  9. Measuring the activities of higher organisms in activated sludge by means of mechanical shearing pretreatment and oxygen uptake rate.

    PubMed

    Hao, Xiaodi; Wang, Qilin; Cao, Yali; van Loosdrecht, Mark C M

    2010-07-01

    A pretreatment method was developed to assess the activities of higher organisms. The method is based on mechanical shearing to damage the large cells of the protozoan and metazoan community in activated sludge. The procedure was confirmed through experimentation to be effective in determining the activities of higher organisms by comparing oxygen uptake rates (OURs) before and after the higher organisms were eradicated.
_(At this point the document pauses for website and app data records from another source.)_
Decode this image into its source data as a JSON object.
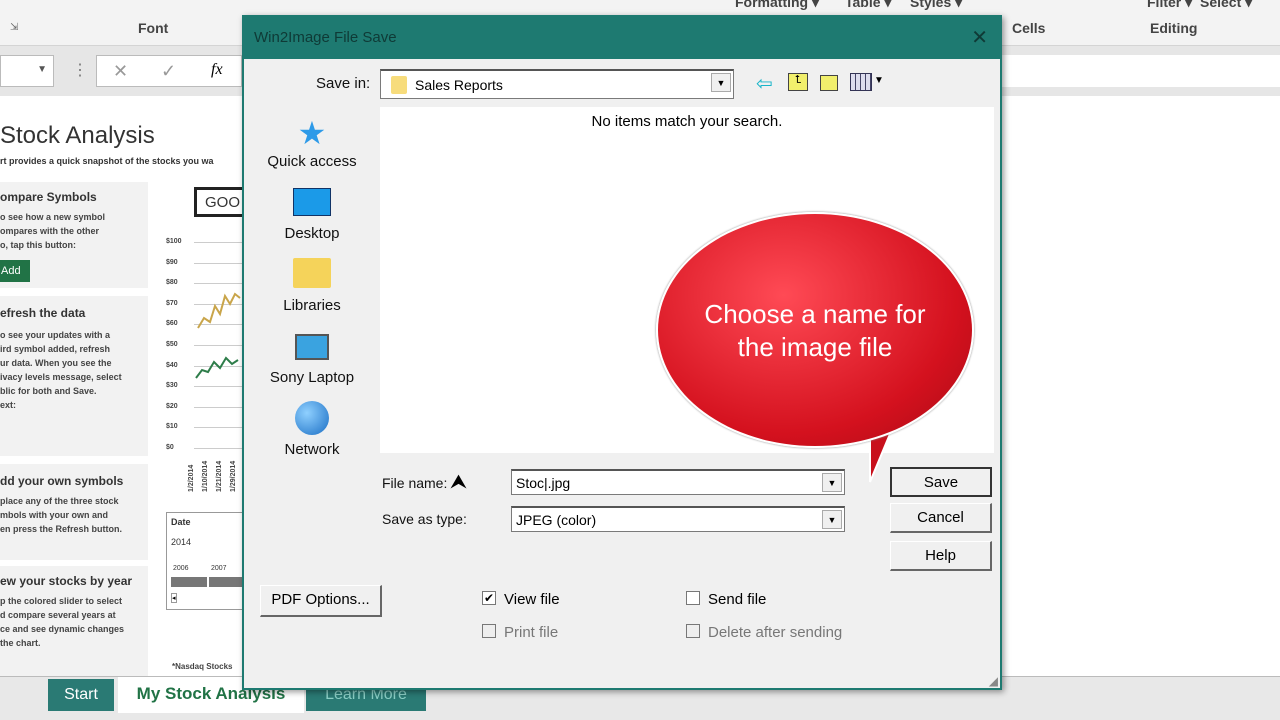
{
  "excel": {
    "ribbon": {
      "font": "Font",
      "formatting": "Formatting ▾",
      "table": "Table ▾",
      "styles": "Styles ▾",
      "cells": "Cells",
      "editing": "Editing",
      "filter": "Filter ▾",
      "select": "Select ▾"
    },
    "sheet": {
      "title": "Stock Analysis",
      "subtitle": "rt provides a quick snapshot of the stocks you wa",
      "symbol": "GOO",
      "cards": [
        {
          "title": "ompare Symbols",
          "body": "o see how a new symbol\nompares with the other\no, tap this button:",
          "button": "Add"
        },
        {
          "title": "efresh the data",
          "body": "o see your updates with a\nird symbol added, refresh\nur data. When you see the\nivacy levels message, select\nblic for both and Save.\next:"
        },
        {
          "title": "dd your own symbols",
          "body": "place any of the three stock\nmbols with your own and\nen press the Refresh button."
        },
        {
          "title": "ew your stocks by year",
          "body": "p the colored slider to select\nd compare several years at\nce and see dynamic changes\nthe chart."
        }
      ],
      "yticks": [
        "$100",
        "$90",
        "$80",
        "$70",
        "$60",
        "$50",
        "$40",
        "$30",
        "$20",
        "$10",
        "$0"
      ],
      "xticks": [
        "1/2/2014",
        "1/10/2014",
        "1/21/2014",
        "1/29/2014"
      ],
      "slicer": {
        "header": "Date",
        "value": "2014",
        "years": [
          "2006",
          "2007"
        ]
      },
      "footnote": "*Nasdaq Stocks"
    },
    "tabs": [
      "Start",
      "My Stock Analysis",
      "Learn More"
    ]
  },
  "dialog": {
    "title": "Win2Image File Save",
    "save_in_label": "Save in:",
    "save_in_value": "Sales Reports",
    "empty_message": "No items match your search.",
    "places": [
      {
        "label": "Quick access",
        "icon": "star-icon"
      },
      {
        "label": "Desktop",
        "icon": "desktop-icon"
      },
      {
        "label": "Libraries",
        "icon": "libraries-icon"
      },
      {
        "label": "Sony Laptop",
        "icon": "computer-icon"
      },
      {
        "label": "Network",
        "icon": "network-icon"
      }
    ],
    "file_name_label": "File name:",
    "file_name_value": "Stoc|.jpg",
    "save_type_label": "Save as type:",
    "save_type_value": "JPEG (color)",
    "buttons": {
      "save": "Save",
      "cancel": "Cancel",
      "help": "Help",
      "pdf": "PDF Options..."
    },
    "checkboxes": [
      {
        "label": "View file",
        "checked": true,
        "enabled": true
      },
      {
        "label": "Send file",
        "checked": false,
        "enabled": true
      },
      {
        "label": "Print file",
        "checked": false,
        "enabled": false
      },
      {
        "label": "Delete after sending",
        "checked": false,
        "enabled": false
      }
    ]
  },
  "callout": {
    "text": "Choose a name for the image file",
    "color": "#d4111e"
  }
}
Shearing led to disintegration of flocs, which could be effectively reconstituted by centrifugation. The reconstitution of the sludge flocs was essential since otherwise the activity of the floc mass would be too high due to lack of diffusion limitation. Mechanical shearing had no influence on the morphology, quantity and specific activity of yeasts, and it was inferred that bacteria smaller than yeasts in size would also not be influenced by the applied shearing procedure. Moreover, the effect of filamentous organisms on the measured activities of higher organisms was experimentally demonstrated and analyzed, and determined to be so weak that it could be ignored. Based on these tests, five typical activated sludge processes were selected to measure the contribution of higher organisms to the original OUR. The measured activities of higher organisms ranged from 9.4 to 25.0% of the original OURs.

  10. Nutrient contributions by benthal sludge deposits.

    PubMed

    Bhargava, Devendra S; Shrihari, S

    2009-10-01

    Settled solids from effluents discharged into a river system, undergoing decomposition at the river bottom, form an appreciable internal nutrient source for the biological activities in the river system. During the stabilization of benthal deposits, a variety of nutrients are released into the overlying waters. The exchange between sediment and overlying waters is a major component of the nitrogen and phosphorous cycles in the natural waters. The releases of such nutrients is a surface phenomenon, regulated by the conditions of benthal sludge layers, flow rate of overlying waters, etc. The rate of ammonia nitrogen release manifested an optimum low value when benthal sludge depth was 0.2 m, but was not influenced by the flow rate of overlying water and h/d ratios. The rate of phosphate release from benthal sludge was independent of depth of benthal sludge, flow rate and h/d ratios. The nutrients in the benthal sludge layers were increasing with time, and were concentrated at a layer 10 cm below the top surface. The nutrients release (percent of nutrient remaining in top benthal sludge layers) decreased with time and became almost constant after about 40 days. The nutrients release under continuously accumulating conditions of benthal sludge and the effects of frequency of addition have been discussed in this paper. The nutrients release was less when the frequency of addition was less.

  11. Long-term operation of a novel pilot-scale six tanks alternately operating activated sludge process in treating domestic wastewater.

    PubMed

    Mohammed, R N; Abu-Alhail, S; Xi-Wu, L

    2014-08-01

    The performance of